▶ [TASK]: Although the entries hold pictures, only their words are printed back, exactly as given.

Page and application data records:

^^^^^^^^^^^^^^^^

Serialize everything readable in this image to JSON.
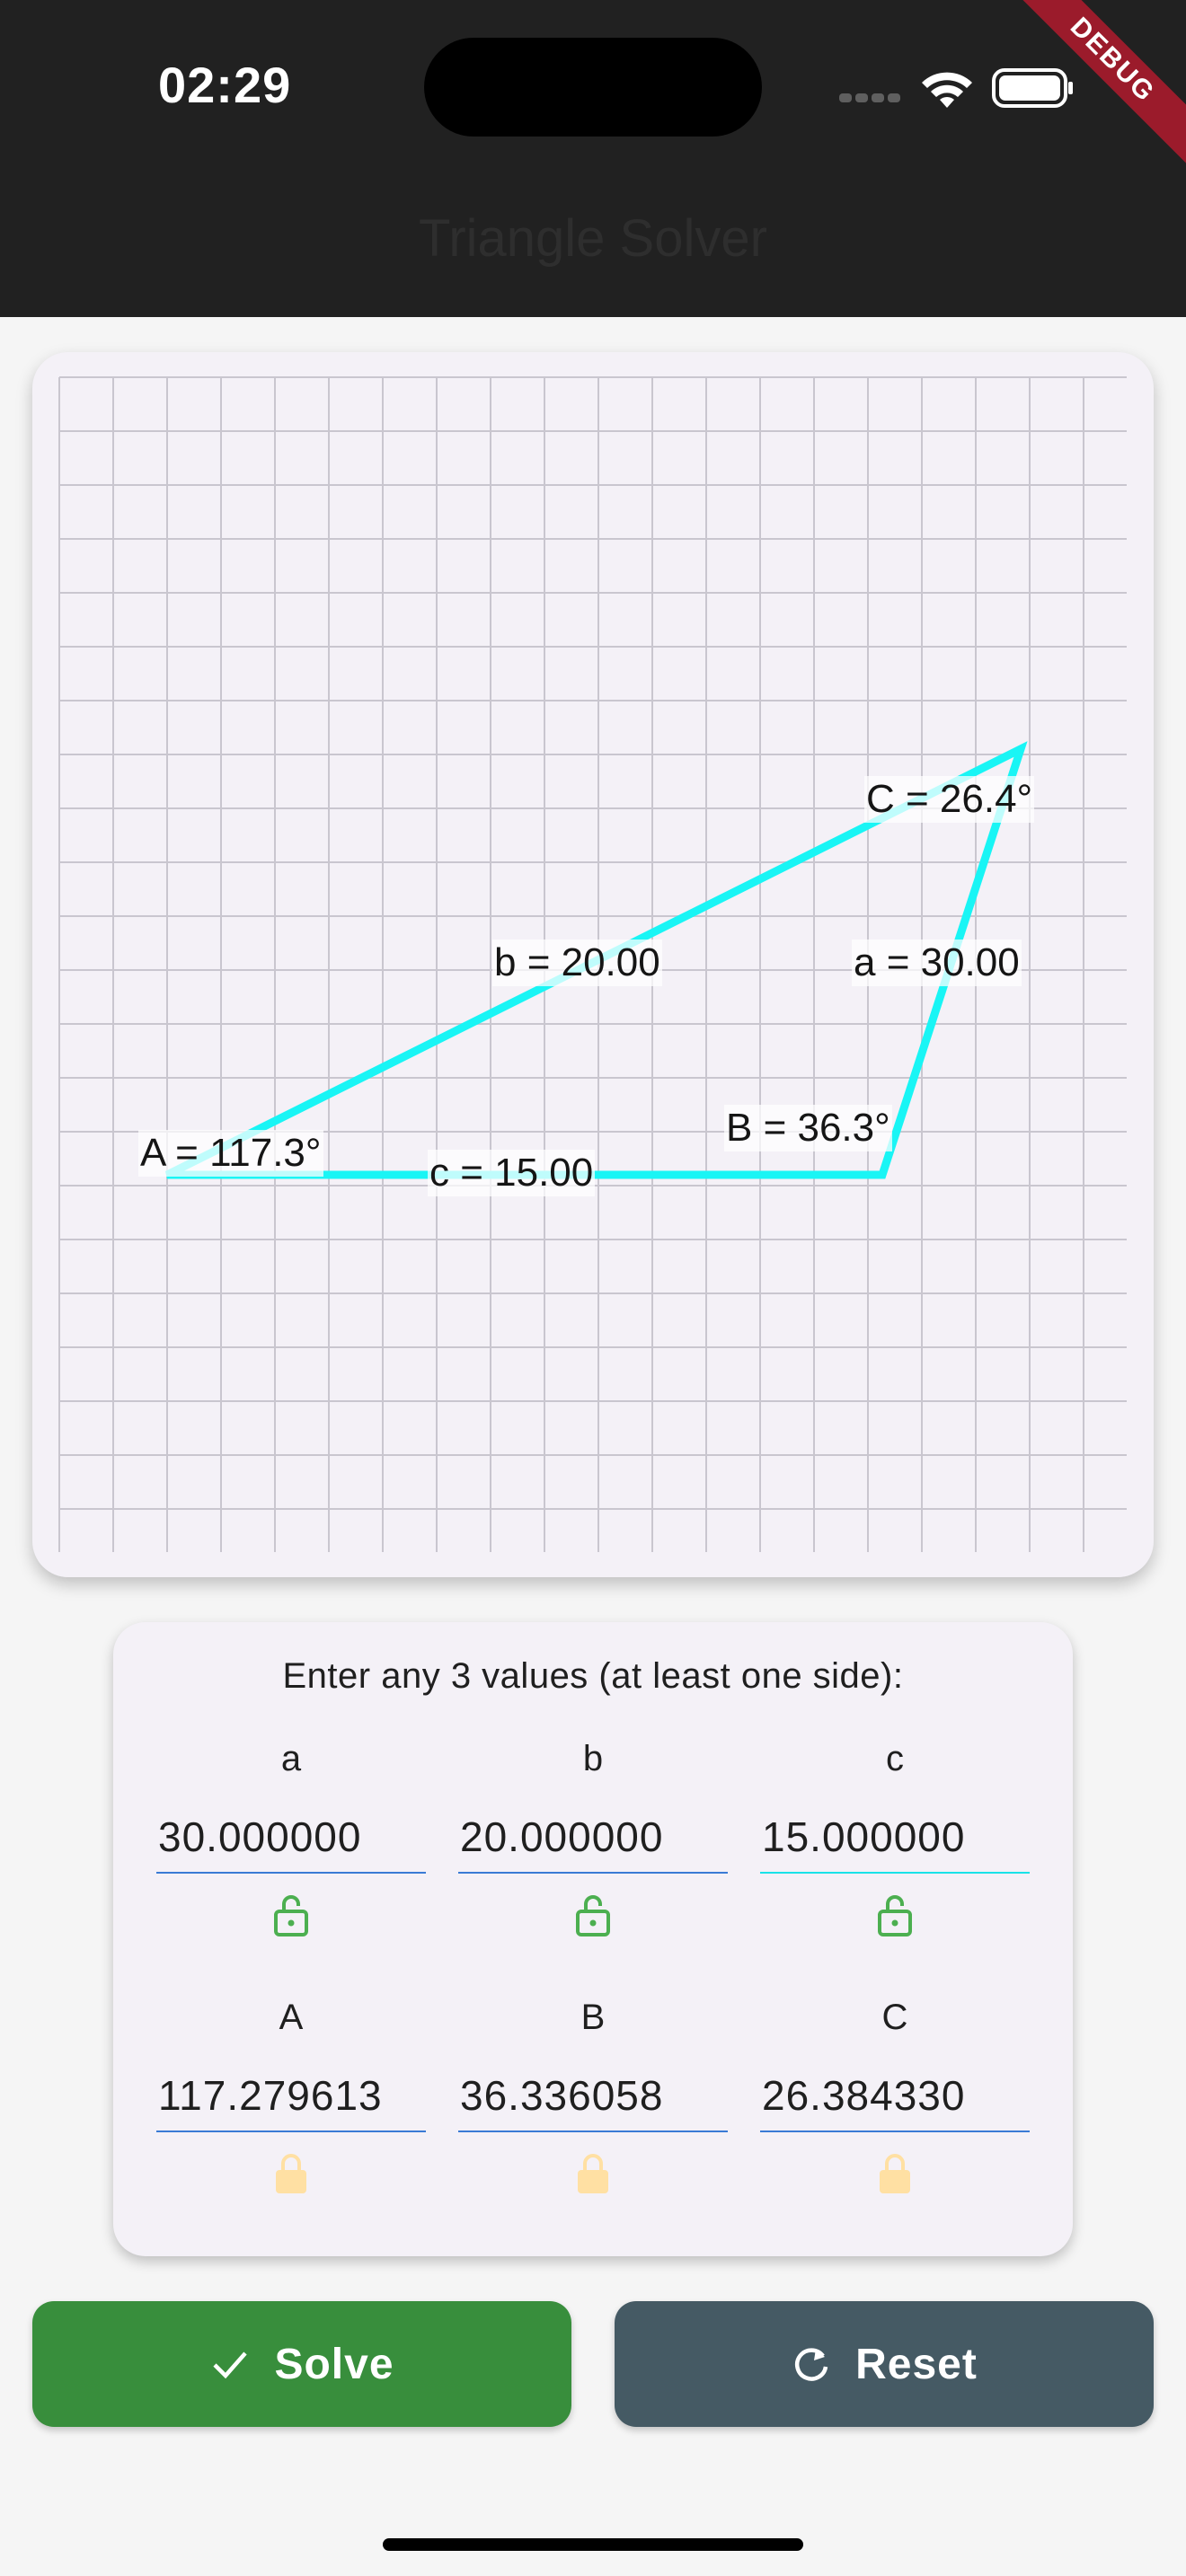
{
  "status_bar": {
    "time": "02:29",
    "debug_banner": "DEBUG"
  },
  "app_bar": {
    "title": "Triangle Solver"
  },
  "triangle": {
    "side_a": "a = 30.00",
    "side_b": "b = 20.00",
    "side_c": "c = 15.00",
    "angle_A": "A = 117.3°",
    "angle_B": "B = 36.3°",
    "angle_C": "C = 26.4°",
    "line_color": "#19f5f5",
    "grid_color": "#c9c6cf"
  },
  "inputs": {
    "instructions": "Enter any 3 values (at least one side):",
    "fields": [
      {
        "label": "a",
        "value": "30.000000",
        "locked": false
      },
      {
        "label": "b",
        "value": "20.000000",
        "locked": false
      },
      {
        "label": "c",
        "value": "15.000000",
        "locked": false
      },
      {
        "label": "A",
        "value": "117.279613",
        "locked": true
      },
      {
        "label": "B",
        "value": "36.336058",
        "locked": true
      },
      {
        "label": "C",
        "value": "26.384330",
        "locked": true
      }
    ],
    "unlock_color": "#4caf50",
    "lock_color": "#ffe0a3"
  },
  "actions": {
    "solve_label": "Solve",
    "reset_label": "Reset",
    "solve_color": "#388e3c",
    "reset_color": "#455a64"
  }
}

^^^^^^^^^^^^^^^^

▶ [OUTPUT OF THE TASK]:
Serialize everything readable in this image to JSON.
{
  "status_bar": {
    "time": "02:29",
    "debug_banner": "DEBUG"
  },
  "app_bar": {
    "title": "Triangle Solver"
  },
  "triangle": {
    "side_a": "a = 30.00",
    "side_b": "b = 20.00",
    "side_c": "c = 15.00",
    "angle_A": "A = 117.3°",
    "angle_B": "B = 36.3°",
    "angle_C": "C = 26.4°",
    "line_color": "#19f5f5",
    "grid_color": "#c9c6cf"
  },
  "inputs": {
    "instructions": "Enter any 3 values (at least one side):",
    "fields": [
      {
        "label": "a",
        "value": "30.000000",
        "locked": false
      },
      {
        "label": "b",
        "value": "20.000000",
        "locked": false
      },
      {
        "label": "c",
        "value": "15.000000",
        "locked": false
      },
      {
        "label": "A",
        "value": "117.279613",
        "locked": true
      },
      {
        "label": "B",
        "value": "36.336058",
        "locked": true
      },
      {
        "label": "C",
        "value": "26.384330",
        "locked": true
      }
    ],
    "unlock_color": "#4caf50",
    "lock_color": "#ffe0a3"
  },
  "actions": {
    "solve_label": "Solve",
    "reset_label": "Reset",
    "solve_color": "#388e3c",
    "reset_color": "#455a64"
  }
}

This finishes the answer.